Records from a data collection
• • • • •

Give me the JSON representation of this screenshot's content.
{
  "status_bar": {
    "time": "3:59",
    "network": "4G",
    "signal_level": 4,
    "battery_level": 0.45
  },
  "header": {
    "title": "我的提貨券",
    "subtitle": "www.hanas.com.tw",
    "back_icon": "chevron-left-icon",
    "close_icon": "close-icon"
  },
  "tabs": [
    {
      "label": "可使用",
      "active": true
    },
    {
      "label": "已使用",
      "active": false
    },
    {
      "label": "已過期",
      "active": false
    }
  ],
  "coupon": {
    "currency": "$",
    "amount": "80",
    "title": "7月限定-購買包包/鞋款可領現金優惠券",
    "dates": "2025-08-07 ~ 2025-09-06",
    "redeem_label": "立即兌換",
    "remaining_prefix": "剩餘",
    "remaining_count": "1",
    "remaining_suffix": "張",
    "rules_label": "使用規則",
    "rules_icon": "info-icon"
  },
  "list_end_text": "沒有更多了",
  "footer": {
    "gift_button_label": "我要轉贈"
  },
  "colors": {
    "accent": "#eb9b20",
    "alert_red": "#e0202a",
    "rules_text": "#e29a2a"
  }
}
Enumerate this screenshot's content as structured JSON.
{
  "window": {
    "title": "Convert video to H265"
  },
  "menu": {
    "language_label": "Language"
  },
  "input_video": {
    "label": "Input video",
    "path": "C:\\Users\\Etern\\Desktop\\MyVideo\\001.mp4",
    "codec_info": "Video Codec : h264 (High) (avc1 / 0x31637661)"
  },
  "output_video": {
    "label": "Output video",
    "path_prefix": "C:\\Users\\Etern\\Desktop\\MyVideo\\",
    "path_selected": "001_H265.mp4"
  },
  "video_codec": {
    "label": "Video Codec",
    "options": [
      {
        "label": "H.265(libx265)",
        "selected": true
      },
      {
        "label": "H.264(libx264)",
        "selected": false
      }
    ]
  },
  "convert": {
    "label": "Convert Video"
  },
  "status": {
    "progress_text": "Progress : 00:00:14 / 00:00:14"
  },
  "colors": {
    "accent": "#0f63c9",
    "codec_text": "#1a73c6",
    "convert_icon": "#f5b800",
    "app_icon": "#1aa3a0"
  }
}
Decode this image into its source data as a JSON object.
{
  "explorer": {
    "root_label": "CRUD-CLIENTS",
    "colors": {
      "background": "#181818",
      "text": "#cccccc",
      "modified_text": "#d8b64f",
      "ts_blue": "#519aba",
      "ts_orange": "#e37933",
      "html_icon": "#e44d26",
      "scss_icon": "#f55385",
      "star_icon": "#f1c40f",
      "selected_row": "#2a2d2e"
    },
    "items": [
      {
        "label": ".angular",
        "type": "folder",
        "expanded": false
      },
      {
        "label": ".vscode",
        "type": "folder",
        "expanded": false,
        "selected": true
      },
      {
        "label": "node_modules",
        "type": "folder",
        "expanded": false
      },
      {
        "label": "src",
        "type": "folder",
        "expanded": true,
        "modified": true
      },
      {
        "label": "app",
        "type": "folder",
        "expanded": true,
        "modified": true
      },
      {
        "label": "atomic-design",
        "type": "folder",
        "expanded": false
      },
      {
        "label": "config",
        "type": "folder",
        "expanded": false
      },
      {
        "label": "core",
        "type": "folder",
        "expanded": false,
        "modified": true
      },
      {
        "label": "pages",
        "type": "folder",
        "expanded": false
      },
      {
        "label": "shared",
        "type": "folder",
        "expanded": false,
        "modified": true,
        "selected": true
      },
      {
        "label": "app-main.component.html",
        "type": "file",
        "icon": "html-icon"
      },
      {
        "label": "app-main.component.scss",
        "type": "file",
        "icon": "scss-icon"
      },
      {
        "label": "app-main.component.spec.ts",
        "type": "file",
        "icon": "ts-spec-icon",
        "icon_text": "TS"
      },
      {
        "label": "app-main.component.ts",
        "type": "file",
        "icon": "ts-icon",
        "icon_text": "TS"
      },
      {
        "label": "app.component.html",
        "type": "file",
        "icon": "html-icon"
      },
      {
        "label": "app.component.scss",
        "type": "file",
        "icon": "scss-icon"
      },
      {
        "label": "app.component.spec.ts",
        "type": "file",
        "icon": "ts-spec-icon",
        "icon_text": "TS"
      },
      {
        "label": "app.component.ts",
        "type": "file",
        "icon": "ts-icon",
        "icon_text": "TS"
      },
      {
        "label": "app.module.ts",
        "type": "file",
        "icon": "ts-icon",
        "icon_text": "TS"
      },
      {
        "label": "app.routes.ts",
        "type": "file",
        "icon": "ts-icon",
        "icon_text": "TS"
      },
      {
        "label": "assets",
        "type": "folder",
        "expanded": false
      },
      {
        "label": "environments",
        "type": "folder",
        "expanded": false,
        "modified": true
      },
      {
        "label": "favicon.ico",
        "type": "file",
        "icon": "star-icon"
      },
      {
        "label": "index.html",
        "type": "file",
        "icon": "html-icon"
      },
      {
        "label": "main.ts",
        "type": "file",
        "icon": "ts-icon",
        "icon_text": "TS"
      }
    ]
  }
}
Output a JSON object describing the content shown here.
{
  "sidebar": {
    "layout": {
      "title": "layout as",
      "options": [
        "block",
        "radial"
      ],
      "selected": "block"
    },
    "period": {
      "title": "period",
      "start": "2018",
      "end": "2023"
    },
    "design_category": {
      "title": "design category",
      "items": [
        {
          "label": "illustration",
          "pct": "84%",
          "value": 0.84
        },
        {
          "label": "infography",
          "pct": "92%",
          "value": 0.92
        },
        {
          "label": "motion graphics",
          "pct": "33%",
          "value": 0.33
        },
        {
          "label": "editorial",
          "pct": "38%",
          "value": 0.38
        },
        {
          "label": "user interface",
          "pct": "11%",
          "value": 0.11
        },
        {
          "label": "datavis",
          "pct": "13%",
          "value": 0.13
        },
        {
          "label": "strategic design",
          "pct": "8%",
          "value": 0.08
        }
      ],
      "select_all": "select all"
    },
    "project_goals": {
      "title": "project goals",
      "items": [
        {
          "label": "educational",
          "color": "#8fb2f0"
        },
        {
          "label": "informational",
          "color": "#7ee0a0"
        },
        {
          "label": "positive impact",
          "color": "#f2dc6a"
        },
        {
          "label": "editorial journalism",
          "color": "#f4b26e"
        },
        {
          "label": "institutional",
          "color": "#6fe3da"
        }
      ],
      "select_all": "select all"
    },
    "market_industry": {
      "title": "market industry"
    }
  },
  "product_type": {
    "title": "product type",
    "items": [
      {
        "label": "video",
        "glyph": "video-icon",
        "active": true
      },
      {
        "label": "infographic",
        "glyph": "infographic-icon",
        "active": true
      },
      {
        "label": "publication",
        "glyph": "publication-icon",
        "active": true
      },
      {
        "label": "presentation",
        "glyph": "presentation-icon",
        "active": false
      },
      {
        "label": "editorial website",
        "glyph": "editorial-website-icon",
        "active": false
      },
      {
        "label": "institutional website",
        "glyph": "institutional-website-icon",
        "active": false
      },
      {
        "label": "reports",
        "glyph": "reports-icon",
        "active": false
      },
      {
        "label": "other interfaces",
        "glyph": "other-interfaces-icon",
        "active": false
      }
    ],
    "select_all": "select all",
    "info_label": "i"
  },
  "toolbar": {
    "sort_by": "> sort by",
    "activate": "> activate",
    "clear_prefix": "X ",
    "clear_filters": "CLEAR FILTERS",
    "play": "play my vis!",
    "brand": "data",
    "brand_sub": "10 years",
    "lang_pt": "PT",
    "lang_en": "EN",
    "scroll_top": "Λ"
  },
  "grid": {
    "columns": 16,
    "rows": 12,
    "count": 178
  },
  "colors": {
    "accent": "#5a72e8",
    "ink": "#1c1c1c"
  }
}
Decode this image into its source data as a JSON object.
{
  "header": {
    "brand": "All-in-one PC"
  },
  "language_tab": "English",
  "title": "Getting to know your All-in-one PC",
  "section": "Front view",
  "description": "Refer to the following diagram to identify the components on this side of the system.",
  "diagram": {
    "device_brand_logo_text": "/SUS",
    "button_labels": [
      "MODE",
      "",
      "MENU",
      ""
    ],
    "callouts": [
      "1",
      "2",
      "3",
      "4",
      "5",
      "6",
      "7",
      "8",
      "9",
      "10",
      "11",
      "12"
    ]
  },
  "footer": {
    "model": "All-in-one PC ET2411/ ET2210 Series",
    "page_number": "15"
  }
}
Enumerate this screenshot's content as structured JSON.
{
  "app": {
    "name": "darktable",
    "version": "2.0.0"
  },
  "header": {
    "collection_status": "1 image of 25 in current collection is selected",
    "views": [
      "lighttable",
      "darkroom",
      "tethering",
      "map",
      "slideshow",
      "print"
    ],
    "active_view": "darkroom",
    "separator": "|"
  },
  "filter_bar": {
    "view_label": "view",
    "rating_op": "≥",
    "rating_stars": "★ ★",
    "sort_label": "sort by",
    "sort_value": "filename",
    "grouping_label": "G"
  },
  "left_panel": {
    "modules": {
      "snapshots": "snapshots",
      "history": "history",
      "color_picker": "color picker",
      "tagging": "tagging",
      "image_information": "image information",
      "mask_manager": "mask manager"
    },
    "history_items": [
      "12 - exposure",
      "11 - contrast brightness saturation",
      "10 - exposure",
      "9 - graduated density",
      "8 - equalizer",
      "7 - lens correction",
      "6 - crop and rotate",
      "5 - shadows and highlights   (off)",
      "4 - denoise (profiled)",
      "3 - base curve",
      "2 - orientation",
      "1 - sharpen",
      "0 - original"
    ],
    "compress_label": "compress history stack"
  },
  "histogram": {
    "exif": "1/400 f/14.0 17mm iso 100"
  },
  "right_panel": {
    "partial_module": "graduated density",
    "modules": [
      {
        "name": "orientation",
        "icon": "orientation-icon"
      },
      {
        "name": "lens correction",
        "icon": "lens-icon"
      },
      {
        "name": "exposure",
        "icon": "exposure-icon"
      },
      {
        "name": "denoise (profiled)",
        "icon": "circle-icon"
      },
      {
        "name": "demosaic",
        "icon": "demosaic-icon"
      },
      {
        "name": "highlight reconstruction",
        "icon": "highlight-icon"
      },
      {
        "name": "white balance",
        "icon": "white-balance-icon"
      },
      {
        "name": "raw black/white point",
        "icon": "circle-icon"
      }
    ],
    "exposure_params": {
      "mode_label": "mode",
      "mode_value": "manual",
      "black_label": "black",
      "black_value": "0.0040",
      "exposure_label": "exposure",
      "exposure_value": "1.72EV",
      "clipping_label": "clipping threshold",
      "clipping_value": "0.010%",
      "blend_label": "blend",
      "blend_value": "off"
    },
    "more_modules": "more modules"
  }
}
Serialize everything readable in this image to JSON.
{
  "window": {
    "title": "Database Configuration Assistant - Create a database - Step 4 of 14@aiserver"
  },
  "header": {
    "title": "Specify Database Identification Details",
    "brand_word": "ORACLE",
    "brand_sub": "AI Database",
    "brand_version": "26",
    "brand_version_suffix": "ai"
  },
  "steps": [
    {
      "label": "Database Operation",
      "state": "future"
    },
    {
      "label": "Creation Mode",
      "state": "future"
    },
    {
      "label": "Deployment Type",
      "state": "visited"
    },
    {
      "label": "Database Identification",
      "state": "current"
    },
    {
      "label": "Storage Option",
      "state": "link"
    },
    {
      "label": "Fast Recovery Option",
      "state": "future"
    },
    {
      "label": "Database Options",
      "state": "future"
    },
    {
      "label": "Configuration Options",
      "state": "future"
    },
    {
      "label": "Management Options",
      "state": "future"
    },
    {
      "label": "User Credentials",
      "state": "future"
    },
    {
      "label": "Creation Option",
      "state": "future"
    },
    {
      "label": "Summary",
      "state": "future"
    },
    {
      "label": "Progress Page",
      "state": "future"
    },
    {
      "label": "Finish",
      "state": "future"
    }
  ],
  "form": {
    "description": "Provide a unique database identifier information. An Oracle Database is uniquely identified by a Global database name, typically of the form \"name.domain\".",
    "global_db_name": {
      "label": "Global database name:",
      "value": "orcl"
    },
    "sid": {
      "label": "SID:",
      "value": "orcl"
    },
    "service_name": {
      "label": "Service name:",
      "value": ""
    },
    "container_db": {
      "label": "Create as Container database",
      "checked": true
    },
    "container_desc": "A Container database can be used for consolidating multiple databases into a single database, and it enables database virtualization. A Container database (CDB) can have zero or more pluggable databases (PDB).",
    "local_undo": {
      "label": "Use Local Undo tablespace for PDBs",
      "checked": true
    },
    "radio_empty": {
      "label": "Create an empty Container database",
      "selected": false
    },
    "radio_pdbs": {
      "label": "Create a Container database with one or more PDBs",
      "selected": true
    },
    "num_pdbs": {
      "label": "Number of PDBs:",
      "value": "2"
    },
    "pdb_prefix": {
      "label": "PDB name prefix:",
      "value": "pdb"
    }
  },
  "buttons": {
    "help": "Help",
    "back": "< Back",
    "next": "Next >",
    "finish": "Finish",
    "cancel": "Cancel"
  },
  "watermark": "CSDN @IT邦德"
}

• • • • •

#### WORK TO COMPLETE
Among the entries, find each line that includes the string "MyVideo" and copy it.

#### OUTPUT BELOW
    "path": "C:\\Users\\Etern\\Desktop\\MyVideo\\001.mp4",
    "path_prefix": "C:\\Users\\Etern\\Desktop\\MyVideo\\",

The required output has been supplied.